All of this is possible through a private-public partnership aimed at turning around schools in Charlotte’s West Corridor. Opportunity Culture—a Project L.I.F.T. initiative started by an organization called Public Impact—exists “to expand the reach of effective teachers to more teachers and students.” Burns is not only an effective teacher, but excellent. She circulates through the classrooms every day, adjusting her plan based on what her teachers need. Sometimes that’s co-teaching, other times it’s observing to offer advice on classroom management or pedagogy and teaching strategies. She has also pulled out students who are struggling with a particular concept for one-on-one instruction or are being disruptive. This allows the classroom teacher to move onto the next step or unit without having to stop to manage classroom behavior. She also cultivates community partnerships. Burns takes care of all these details, and performs any other numbers of other tasks, all in service of her team of teachers and students.
The end result is manifold. Teachers can focus on their primary objective – to deliver quality instruction and develop meaningful relationships with their pupils. Prior to the Opportunity Culture, teachers would call out sick because they were tired, exhausted and lacked motivation. Those calls have gone down in number since the program was implemented. Teachers aren’t tasked with having to write lesson plans on their own, make copies, manage classroom behavior and the myriad of other non-teaching related responsibilities that eat away at a teacher’s time and, more importantly, energy. “Teachers are invested; I think they have more emotional and mental strength to support students since they don’t have to worry about the other stuff,” Burns says. “I try to minimize the outside distractions so that they [the teachers] can focus on the classroom.”
Teachers aren’t the only ones benefitting from this program, which has been in place now for three years at West Charlotte. Student test scores have risen, a testament to Opportunity Culture’s effectiveness. Another positive outcome is the development of community collaborations. “It has allowed me to form partnerships in our community for our students, too,” Burns explains. She has partnered with the likes of UNCC and Toyota Green Initiative, and the school has revitalized a greenhouse on campus.

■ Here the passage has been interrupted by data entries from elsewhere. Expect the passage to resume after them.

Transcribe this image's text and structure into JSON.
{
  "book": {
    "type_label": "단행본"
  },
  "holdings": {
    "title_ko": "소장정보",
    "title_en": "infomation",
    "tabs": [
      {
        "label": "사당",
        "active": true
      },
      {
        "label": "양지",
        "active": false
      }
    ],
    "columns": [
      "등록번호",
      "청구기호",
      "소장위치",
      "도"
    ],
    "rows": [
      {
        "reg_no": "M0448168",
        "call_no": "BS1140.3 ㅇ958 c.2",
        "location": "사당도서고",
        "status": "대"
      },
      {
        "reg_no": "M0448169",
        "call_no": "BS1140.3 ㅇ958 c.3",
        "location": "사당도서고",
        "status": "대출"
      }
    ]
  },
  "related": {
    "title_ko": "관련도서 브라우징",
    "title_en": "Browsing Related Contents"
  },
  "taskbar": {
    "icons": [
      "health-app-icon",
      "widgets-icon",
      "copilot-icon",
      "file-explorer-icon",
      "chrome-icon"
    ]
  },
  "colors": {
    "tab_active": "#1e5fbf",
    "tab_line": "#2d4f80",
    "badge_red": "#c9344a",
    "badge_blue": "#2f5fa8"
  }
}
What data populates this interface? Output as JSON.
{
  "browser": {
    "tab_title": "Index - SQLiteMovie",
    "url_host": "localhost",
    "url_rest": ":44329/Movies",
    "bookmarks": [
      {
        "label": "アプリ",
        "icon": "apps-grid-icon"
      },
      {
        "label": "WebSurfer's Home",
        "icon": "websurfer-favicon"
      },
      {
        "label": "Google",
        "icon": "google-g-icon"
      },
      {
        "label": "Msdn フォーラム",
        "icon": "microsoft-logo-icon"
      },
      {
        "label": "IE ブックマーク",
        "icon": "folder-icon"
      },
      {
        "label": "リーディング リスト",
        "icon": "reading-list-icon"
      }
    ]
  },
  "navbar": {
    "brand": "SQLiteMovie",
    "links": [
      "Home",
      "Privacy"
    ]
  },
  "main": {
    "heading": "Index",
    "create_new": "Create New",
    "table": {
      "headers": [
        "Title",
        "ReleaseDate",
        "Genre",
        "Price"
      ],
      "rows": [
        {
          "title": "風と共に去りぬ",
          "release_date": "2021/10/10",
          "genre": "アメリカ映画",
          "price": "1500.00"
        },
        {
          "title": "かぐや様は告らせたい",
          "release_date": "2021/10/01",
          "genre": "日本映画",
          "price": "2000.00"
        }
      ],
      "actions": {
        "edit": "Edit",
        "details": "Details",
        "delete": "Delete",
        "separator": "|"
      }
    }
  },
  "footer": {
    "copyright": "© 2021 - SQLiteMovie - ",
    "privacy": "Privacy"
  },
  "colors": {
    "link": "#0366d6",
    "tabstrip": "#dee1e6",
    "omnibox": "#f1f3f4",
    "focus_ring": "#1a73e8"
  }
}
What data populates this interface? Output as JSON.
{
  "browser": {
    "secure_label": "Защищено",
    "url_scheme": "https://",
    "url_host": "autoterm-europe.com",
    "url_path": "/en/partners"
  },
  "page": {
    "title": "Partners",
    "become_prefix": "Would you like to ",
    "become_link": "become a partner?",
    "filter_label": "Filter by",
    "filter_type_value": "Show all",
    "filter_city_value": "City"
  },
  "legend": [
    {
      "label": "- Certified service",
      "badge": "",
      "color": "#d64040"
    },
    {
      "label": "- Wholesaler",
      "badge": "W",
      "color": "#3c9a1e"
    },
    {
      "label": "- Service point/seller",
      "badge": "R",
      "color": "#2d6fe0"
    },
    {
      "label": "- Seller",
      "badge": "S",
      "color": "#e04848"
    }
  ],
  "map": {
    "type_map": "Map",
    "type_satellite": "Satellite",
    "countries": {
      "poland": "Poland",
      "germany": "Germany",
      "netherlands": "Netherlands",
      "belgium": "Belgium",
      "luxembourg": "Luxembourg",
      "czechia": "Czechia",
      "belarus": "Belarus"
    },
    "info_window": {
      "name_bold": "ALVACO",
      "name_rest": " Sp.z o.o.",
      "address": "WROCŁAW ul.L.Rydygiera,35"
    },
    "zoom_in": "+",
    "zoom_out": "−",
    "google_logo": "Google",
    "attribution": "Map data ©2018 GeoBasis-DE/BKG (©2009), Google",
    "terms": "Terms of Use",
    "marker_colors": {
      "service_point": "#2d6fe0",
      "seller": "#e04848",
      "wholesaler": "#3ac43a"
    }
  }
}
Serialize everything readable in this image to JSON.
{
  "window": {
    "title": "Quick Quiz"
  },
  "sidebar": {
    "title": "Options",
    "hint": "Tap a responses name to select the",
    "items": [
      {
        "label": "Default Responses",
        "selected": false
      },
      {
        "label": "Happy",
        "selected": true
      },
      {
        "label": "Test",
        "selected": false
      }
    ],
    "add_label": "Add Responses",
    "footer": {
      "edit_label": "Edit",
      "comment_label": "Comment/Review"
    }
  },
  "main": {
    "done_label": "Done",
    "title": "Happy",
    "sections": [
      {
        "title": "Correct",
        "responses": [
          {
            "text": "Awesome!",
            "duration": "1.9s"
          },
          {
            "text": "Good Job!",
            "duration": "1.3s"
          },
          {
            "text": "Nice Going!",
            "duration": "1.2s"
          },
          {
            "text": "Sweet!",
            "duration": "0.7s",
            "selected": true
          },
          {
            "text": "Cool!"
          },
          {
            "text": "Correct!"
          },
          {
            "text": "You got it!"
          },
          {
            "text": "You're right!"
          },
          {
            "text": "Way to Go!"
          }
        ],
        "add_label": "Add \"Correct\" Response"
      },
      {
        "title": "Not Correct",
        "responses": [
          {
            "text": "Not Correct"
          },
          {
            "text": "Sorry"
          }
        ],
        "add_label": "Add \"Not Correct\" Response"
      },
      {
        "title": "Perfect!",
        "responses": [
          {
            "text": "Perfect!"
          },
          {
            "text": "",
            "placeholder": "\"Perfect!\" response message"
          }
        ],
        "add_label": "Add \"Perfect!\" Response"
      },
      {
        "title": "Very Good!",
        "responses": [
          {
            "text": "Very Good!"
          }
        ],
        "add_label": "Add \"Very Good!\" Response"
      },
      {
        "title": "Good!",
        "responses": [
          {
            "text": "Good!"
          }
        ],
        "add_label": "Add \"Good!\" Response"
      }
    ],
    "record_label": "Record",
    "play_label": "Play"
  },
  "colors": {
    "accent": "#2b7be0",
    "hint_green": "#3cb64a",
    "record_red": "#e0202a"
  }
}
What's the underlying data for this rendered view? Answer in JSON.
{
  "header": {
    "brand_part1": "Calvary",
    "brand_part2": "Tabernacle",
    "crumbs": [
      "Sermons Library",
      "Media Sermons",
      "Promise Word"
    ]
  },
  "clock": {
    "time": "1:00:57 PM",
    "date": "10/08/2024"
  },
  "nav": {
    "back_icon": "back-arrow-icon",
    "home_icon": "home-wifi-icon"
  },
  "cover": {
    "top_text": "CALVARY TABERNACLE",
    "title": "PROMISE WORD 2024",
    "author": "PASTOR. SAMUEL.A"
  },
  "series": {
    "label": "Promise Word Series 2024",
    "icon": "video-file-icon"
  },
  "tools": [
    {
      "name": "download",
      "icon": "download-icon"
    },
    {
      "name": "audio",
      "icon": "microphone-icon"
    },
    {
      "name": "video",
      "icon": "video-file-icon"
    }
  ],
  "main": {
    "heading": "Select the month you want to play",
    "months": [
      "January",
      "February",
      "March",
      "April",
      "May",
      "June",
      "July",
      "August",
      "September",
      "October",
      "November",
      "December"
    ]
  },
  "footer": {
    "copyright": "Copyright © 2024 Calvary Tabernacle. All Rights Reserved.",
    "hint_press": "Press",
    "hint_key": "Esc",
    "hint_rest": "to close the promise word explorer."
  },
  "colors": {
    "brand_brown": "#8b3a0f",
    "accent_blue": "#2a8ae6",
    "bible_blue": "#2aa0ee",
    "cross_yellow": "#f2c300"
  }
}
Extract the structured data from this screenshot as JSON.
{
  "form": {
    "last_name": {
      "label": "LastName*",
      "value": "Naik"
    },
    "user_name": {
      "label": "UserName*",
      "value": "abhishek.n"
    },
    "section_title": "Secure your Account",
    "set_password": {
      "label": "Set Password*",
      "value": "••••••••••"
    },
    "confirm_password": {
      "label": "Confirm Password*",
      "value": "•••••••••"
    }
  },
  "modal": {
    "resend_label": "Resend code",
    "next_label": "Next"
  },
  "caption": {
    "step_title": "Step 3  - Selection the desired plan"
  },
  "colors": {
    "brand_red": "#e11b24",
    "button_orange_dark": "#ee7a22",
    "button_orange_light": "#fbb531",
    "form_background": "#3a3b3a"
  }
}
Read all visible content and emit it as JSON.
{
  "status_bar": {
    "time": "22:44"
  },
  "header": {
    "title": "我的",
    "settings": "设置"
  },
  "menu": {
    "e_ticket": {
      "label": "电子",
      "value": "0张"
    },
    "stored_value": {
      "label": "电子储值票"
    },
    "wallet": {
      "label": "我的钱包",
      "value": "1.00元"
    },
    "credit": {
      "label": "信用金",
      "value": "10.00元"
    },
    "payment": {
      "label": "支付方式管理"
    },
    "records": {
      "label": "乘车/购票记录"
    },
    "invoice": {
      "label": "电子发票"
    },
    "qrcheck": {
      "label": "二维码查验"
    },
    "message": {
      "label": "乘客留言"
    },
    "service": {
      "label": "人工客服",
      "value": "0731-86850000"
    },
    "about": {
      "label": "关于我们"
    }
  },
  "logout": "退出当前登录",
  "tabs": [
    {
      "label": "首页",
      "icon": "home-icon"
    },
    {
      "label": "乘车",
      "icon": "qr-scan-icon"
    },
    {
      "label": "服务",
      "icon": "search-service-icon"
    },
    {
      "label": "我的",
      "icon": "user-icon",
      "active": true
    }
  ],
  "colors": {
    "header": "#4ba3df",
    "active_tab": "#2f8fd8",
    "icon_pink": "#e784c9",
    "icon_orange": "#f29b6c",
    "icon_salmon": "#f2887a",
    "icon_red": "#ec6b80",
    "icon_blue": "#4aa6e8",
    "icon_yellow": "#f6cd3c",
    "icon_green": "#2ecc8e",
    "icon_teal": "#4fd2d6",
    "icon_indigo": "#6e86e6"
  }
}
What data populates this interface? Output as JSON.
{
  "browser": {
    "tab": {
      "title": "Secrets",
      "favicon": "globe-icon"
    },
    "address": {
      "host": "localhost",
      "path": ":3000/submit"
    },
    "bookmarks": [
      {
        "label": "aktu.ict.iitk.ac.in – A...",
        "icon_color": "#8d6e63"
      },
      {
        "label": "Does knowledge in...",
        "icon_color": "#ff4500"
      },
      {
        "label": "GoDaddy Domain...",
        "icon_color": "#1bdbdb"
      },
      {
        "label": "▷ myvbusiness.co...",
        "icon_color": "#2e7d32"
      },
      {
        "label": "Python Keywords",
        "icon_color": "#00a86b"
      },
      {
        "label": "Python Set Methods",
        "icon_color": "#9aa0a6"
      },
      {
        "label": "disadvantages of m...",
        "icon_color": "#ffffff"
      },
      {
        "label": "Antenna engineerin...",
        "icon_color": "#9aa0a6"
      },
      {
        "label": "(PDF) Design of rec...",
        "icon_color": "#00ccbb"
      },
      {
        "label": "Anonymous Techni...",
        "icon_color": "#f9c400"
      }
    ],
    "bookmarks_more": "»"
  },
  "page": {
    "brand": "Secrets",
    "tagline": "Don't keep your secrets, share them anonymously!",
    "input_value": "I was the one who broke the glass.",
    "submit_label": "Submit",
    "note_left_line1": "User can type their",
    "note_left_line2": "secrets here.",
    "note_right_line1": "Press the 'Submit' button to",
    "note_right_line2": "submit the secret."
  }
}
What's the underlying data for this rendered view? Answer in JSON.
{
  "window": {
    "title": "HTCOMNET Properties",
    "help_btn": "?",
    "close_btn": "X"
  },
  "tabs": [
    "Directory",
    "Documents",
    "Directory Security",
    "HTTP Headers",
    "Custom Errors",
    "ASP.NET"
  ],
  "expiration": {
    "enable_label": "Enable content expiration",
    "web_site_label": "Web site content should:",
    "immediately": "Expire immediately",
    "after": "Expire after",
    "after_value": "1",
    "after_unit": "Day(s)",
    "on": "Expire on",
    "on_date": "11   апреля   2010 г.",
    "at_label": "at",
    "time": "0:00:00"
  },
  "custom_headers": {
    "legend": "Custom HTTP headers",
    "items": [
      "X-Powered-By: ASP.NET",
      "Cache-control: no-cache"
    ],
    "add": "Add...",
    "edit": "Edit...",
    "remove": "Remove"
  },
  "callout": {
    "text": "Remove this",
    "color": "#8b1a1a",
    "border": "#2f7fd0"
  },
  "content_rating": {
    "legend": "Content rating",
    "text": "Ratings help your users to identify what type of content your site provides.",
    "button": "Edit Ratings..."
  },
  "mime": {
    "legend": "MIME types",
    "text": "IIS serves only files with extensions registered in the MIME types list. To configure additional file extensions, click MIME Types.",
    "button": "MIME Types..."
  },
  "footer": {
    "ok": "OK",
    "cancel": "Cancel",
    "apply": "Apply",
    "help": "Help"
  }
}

All of this creates a culture of mentorship and unity. Every teacher is on the same page. Burns can step into any classroom to help, because everyone is teaching the same lessons and activities. This fosters a sense trust and aligns the team into what Burns playfully calls “a well-oiled machine.” This harmony yields great dividends for all involved.
A few weeks ago, one of Burns’ teachers came up with a creative idea. The Science Department hosted a ring ceremony for its students. Each pupil wrote vows to their education and toasted with sparkling soda as a stand-in for champagne. The ceremony was even documented with pictures. For the students, this was a highlight they won’t likely forget, helping to root their social and emotional wellbeing. For some students, this is just the push they need to commit to their studies. The program has hosted pep rallies with local radio stations, too, all in an effort to create a culture that promotes learning as a cool thing, which is a message students sorely need. That’s something we can all toast to.